A Volunteer Driver

June 21, 2013

Today we look back to the dark days of World war II when the future of our country hung in the balance, But let us not say that nothing changed as a result of the war. Fifty per cent of the population had skills which could no longer be wasted as they had been before. I refer, of course, to women. Before the war many jobs and activities were deemed to be beyond the capability of females. But with the men away fighting, somebody was needed to do vital jobs at home. Women took over. Sometimes, of course, they had paid jobs but others volunteered. The Women’s Voluntary Service (WVS) did so much to help the country that, eventually ‘Royal’ was added to the name and it became the WRVS.

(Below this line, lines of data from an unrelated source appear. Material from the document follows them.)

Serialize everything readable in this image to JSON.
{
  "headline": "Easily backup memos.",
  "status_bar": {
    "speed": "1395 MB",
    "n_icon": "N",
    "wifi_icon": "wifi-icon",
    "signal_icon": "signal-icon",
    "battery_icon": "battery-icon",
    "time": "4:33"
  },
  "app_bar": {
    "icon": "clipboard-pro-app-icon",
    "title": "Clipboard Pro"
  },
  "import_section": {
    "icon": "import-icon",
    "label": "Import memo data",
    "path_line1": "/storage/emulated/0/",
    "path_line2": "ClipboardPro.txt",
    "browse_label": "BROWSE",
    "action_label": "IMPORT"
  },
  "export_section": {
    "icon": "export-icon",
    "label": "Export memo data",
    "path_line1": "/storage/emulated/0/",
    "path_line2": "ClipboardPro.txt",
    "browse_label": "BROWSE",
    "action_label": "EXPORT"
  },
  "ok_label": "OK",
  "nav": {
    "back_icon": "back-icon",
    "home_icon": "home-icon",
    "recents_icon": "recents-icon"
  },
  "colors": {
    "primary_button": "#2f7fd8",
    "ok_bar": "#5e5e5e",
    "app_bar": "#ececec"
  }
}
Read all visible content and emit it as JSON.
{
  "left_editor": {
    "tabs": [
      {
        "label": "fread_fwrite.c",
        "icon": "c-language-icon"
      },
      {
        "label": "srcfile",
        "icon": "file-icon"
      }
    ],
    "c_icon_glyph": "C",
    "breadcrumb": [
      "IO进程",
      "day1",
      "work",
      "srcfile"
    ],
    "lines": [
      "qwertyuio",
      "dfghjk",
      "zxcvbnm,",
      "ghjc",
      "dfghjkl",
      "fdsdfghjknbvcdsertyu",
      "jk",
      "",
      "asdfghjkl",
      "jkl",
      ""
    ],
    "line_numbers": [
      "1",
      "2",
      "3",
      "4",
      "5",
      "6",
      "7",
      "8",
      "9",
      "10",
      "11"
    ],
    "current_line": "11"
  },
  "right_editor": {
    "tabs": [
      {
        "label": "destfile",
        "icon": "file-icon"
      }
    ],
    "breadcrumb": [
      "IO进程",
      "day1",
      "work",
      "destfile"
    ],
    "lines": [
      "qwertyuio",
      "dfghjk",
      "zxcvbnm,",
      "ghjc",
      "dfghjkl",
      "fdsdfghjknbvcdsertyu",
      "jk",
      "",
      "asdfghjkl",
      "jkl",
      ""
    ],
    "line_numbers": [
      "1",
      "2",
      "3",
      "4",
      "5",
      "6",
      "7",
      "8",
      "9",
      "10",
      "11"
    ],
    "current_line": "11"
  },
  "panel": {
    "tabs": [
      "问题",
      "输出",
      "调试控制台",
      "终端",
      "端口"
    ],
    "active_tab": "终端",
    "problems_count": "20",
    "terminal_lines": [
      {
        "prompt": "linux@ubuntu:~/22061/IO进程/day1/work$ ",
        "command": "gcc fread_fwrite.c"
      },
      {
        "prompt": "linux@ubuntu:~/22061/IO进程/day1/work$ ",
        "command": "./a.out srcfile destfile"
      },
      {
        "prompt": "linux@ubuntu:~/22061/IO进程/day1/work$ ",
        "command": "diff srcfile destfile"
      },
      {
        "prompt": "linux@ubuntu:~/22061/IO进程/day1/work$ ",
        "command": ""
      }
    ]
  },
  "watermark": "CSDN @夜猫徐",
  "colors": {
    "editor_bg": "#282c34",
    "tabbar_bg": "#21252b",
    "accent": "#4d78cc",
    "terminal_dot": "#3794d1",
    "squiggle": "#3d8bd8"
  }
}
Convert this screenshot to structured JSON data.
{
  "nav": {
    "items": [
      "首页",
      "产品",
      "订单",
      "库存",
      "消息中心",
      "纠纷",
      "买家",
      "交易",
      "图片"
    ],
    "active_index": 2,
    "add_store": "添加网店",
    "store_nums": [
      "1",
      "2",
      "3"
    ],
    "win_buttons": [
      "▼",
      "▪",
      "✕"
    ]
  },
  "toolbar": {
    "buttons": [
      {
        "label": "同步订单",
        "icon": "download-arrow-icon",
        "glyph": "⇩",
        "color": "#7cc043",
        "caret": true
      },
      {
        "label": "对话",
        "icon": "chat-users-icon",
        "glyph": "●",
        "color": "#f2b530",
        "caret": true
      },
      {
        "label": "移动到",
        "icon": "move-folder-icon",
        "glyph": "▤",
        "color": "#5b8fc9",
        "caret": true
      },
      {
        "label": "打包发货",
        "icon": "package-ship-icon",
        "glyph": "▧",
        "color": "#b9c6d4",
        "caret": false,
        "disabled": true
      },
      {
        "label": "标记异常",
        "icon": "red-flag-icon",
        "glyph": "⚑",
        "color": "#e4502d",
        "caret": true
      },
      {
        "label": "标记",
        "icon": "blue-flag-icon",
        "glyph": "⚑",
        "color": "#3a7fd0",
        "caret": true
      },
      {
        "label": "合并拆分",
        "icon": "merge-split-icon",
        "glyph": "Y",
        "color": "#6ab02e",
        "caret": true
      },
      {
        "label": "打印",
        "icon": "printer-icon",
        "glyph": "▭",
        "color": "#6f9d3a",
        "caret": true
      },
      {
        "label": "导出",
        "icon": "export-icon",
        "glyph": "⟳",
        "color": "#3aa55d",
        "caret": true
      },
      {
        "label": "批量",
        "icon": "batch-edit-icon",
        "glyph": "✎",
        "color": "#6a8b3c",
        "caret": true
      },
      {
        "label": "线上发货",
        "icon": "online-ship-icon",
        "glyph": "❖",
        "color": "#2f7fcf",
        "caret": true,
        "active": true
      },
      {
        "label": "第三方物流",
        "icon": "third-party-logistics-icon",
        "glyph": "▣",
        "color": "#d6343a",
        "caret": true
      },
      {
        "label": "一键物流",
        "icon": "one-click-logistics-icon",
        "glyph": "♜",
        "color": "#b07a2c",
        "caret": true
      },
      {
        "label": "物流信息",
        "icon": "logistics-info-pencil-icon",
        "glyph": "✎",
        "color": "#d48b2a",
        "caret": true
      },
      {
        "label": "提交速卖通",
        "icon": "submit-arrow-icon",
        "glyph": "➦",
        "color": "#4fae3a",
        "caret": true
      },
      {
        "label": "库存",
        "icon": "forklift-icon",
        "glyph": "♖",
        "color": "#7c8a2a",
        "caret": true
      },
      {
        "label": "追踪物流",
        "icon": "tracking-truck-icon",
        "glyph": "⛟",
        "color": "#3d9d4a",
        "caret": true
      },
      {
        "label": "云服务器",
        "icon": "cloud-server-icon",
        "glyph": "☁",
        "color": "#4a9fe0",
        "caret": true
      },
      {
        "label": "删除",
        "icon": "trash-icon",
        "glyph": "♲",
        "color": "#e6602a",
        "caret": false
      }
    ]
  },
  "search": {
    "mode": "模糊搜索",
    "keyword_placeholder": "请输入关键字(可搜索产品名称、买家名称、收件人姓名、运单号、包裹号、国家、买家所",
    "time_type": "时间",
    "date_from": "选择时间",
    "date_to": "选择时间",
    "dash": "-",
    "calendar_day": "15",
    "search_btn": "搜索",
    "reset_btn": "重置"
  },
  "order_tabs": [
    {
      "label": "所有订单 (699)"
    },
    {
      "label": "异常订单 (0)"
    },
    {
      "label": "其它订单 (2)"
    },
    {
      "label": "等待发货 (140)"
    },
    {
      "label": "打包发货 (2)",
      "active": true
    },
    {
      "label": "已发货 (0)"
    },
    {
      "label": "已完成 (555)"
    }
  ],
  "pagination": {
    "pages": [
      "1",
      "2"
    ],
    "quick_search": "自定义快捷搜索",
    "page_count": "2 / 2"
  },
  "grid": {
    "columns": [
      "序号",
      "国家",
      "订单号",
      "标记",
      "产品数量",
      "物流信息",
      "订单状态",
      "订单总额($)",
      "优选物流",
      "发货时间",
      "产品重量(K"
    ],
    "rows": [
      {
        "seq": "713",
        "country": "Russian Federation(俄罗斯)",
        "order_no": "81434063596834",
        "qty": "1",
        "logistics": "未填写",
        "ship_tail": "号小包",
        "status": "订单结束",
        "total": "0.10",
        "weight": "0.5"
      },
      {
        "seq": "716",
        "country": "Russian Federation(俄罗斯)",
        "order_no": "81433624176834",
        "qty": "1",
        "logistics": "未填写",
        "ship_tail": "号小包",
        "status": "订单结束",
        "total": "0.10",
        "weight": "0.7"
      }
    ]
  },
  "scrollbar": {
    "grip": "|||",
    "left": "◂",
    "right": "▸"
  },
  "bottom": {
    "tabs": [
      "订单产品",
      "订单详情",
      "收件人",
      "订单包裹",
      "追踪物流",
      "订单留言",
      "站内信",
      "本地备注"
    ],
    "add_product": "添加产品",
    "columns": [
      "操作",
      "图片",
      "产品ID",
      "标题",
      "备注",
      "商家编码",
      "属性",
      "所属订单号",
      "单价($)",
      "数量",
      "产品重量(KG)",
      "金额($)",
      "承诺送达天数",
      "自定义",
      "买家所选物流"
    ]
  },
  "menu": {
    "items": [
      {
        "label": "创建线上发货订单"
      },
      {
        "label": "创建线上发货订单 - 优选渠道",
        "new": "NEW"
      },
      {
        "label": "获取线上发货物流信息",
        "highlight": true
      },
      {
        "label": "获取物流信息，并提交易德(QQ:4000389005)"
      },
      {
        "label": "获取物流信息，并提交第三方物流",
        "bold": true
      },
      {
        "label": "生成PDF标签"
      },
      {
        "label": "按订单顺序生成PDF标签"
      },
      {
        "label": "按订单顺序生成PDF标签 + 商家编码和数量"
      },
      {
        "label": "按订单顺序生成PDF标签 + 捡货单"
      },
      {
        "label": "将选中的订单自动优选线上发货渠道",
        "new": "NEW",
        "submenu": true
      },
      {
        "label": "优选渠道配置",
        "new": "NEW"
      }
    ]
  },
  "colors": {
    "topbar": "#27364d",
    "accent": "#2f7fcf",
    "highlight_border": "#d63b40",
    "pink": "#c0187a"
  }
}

Much of what the WRVS did was in what might have been thought of as traditional female roles – caring and catering. But these activities could be in any location so women took up driving.

There was a voluntary uniform for the WVS, but it was not given. Women who wanted it had to buy it so most just had lapel badges or arm bands. Today we show such an arm band.

A WVS arm band from World War II. It canm be found at Market Lavington Museum.

A WVS arm band from World War II. It canm be found at Market Lavington Museum.

We’d love to know what the obliterated small writing said!

This armband reminds us of tasks carried out by a million or more volunteer women, who turned their hand to any job that needed doing. It was given to Market Lavington Museum by Mrs Pullan of Drove Lane in Market Lavington.

60 Homely Years

January 3, 2013

The Women’s Homely was a part of the Congregational Church in Market Lavington. It was, as the name implied, a group for the ladies of the church to get together and enjoy the company of each other. They first met in 1923 – now 90 years ago. But it meant that in 1983 the group celebrated its diamond jubilee – 60 years of existence. The ladies had a bit of a party and a rather splendid cake was shared – as shown in our photo.

The Women's Homely  clebrate 60 years - a photo at Market Lavington Museum

The Women’s Homely clebrate 60 years – a photo at Market Lavington Museum

The cake was cut by Mrs Lily Oram – the older of the two ladies wearing blue. She was assisted by Mrs Ken Ellis.

Lily Oram had been born in 1891 as Lilian (or Lillian) Rose Bryant. She was born in Chittoe which is near Bromham in Wiltshire. Her parents were James, a Chittoe born farm worker and market gardener and Alberta who hailed from London.

In 1910 Lilian married Market Lavington born Herbert Oram and in 1911 the couple lived in Market Place, Market Lavington.

Herbert died in 1962 with his address given as ‘Vale’, Northbrook.

Lily just made it to the age of 100. She died in 1991 and she was still a Market Lavington resident. By that time she had left the Northbrook house and was a resident at Dalecare – then the name of the nursing home based in the old Vicarage in the village.

We do not know, but Lilian could have been an original member of the Homely.

We’d love to know who the onlookers are.

In the W. V. S.

November 3, 2012

The WVS was the Women’s Voluntary Service. It has taken wars, sadly, for men to realise that women were perfectly capable of doing most tasks that men do. Yes, there are differences and we only have to study sports records to see that men, on average, are just that bit faster and stronger. Most jobs don’t require these extremes. Driving certainly doesn’t.

During World War II, women were often left at home whilst their men folk served overseas or away from home. It was still believed that a woman’s place was in the home. But many women had time on their hands and wanted to do something for the war effort. They volunteered – some joining the WVS.

Today we are looking at an arm band worn by a WVS member who was a driver.

This WW II arm band from the W. V. S. is at Market Lavington Museum

The band is made of coarse linen and has an elastic strip (which has long since lost its elasticity) to hold the band on. It’s label is clear W. V. S.  Motor Corps  Medical Service. It gave clear indication that the wearer was a volunteer but engaged in work to help the war effort. We don’t have full information, but it sounds, very much, as though the wearer may have been an ambulance driver.

This item was given to the museum, some 20 years ago, by a Spin Hill Lady.